Your task: Throughout the material below, tally the lines containing "true" and give the total with no accompanying text.
Segment Open
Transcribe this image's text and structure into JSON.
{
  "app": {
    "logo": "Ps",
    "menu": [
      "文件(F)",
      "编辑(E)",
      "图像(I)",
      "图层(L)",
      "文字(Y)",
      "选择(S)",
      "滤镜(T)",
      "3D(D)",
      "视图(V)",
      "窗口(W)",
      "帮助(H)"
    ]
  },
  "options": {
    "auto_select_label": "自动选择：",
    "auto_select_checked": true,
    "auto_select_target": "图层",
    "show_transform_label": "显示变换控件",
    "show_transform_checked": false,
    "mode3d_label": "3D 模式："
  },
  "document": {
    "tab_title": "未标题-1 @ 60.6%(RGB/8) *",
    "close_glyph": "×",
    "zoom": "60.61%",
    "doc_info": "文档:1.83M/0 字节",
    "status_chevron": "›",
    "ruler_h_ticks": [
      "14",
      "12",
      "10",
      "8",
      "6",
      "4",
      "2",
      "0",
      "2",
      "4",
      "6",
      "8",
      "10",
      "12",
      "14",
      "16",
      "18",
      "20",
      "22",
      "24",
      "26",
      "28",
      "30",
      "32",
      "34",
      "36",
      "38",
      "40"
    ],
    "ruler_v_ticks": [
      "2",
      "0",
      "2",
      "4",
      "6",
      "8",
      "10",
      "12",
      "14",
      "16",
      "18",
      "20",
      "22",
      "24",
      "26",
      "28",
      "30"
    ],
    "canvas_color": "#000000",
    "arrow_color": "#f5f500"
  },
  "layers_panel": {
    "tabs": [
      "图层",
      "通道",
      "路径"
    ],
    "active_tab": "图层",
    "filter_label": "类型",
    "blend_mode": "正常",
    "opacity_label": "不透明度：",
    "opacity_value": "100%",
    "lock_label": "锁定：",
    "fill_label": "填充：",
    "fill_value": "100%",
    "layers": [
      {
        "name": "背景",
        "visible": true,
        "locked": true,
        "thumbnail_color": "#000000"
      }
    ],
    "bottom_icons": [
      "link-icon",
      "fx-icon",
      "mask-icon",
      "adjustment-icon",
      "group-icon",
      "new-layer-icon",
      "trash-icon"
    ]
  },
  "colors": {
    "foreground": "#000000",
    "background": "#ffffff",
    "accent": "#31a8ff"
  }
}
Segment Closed
Answer area: 3